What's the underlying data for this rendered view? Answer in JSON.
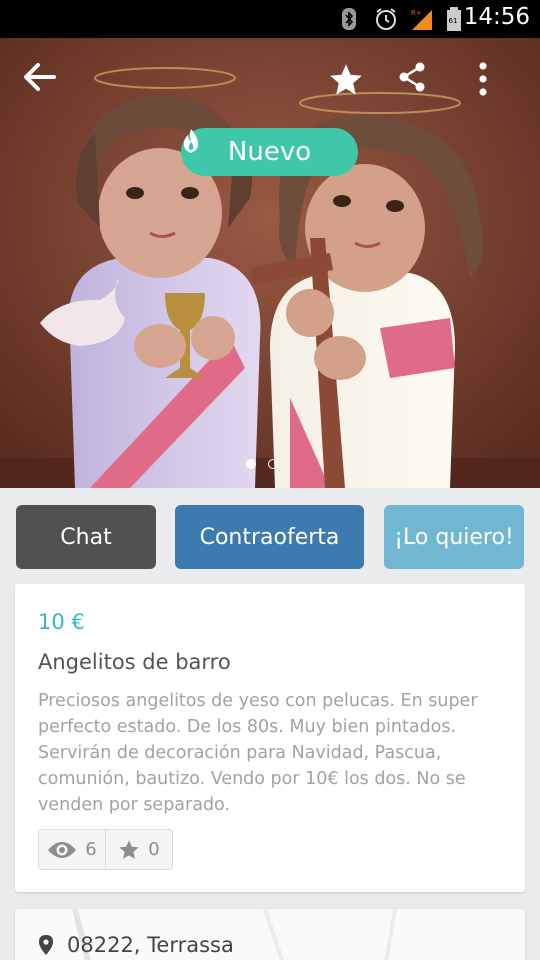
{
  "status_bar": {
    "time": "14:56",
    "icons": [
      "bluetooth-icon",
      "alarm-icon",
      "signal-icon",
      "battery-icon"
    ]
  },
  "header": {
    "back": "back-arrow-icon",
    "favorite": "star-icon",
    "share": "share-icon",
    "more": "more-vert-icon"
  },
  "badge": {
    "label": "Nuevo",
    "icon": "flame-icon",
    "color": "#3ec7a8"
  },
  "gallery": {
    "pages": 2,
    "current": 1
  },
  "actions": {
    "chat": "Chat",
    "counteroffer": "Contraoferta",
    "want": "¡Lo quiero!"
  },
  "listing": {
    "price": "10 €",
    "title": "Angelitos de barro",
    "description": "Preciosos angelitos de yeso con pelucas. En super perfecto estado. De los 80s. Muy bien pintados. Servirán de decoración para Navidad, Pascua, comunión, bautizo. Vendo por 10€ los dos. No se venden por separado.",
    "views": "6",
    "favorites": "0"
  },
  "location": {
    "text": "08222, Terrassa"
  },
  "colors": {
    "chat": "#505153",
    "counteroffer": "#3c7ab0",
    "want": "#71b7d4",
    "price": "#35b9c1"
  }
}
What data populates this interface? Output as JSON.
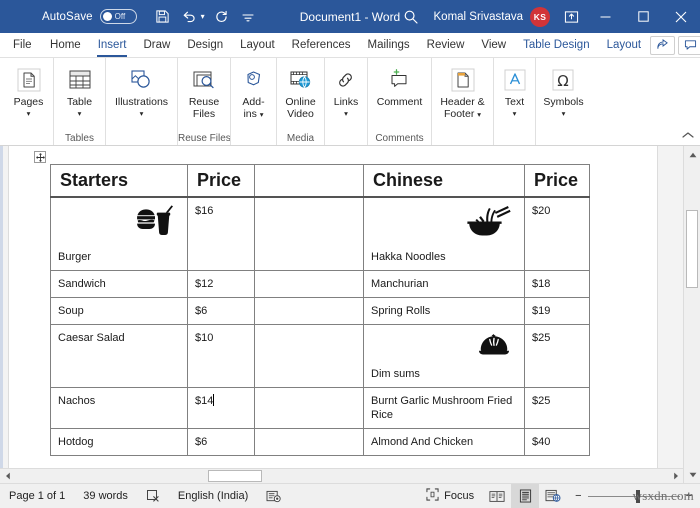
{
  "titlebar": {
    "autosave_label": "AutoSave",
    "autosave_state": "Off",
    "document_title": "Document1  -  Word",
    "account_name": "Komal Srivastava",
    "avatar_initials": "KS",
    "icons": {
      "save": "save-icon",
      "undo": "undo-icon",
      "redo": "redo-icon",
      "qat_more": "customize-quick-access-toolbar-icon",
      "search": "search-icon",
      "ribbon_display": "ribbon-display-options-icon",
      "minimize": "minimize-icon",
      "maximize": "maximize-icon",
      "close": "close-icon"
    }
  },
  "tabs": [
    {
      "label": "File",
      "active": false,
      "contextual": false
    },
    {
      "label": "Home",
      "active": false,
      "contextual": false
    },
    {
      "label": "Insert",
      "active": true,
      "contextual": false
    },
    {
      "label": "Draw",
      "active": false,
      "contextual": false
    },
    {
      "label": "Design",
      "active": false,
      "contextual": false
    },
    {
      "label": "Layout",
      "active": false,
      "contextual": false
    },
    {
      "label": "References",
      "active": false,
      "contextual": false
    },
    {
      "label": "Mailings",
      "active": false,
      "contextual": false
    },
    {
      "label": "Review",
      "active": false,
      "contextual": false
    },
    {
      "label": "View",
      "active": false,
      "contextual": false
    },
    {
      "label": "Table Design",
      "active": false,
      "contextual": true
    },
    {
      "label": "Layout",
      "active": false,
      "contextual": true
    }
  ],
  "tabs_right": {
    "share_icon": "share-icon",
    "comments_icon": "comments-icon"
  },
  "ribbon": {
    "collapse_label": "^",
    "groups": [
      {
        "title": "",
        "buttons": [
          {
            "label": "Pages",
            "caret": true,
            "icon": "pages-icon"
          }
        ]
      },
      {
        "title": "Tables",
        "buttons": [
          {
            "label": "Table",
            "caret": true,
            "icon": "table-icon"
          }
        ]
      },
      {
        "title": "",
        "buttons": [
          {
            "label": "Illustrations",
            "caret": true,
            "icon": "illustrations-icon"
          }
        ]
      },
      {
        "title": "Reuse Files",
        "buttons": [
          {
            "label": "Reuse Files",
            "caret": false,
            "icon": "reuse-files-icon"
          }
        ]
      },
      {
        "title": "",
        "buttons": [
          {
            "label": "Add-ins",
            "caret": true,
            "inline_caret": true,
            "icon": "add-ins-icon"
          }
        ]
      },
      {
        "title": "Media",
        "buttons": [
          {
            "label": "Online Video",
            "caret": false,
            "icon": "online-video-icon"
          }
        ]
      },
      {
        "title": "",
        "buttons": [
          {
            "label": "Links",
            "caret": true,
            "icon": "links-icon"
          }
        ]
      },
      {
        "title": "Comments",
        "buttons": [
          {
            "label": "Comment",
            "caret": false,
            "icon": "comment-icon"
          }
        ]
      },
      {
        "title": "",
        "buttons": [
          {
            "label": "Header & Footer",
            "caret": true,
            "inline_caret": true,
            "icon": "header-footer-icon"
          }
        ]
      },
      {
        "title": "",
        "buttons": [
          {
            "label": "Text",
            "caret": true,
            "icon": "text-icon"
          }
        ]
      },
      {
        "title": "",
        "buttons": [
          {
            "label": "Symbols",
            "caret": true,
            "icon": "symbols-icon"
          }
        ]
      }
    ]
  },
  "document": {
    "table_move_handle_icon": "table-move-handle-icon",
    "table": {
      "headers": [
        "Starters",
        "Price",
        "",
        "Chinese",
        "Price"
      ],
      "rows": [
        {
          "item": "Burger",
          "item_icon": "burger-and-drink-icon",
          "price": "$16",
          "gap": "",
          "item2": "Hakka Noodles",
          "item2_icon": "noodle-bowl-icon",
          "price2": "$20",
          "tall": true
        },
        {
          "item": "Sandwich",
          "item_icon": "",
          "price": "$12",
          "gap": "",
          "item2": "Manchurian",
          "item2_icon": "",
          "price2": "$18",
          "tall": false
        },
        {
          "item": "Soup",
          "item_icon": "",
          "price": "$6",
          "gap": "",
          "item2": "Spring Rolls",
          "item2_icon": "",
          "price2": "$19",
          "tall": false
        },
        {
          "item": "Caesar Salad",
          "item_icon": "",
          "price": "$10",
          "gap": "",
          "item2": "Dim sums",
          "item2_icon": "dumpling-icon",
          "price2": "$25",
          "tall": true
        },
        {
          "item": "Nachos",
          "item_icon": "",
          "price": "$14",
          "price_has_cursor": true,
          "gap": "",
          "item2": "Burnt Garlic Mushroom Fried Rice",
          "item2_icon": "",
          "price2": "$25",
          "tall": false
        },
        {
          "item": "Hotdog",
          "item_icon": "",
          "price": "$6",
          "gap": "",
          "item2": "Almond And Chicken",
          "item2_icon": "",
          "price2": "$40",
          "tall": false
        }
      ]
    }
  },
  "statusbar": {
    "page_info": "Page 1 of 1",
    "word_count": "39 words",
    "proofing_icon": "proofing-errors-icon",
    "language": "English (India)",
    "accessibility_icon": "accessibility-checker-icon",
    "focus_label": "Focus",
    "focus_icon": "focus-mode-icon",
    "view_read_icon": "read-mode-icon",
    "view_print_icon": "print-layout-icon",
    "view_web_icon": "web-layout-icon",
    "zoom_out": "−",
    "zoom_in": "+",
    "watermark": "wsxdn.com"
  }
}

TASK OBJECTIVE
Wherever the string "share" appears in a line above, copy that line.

WRITTEN RESPONSE
    "share": "share-icon",
    "share_icon": "share-icon",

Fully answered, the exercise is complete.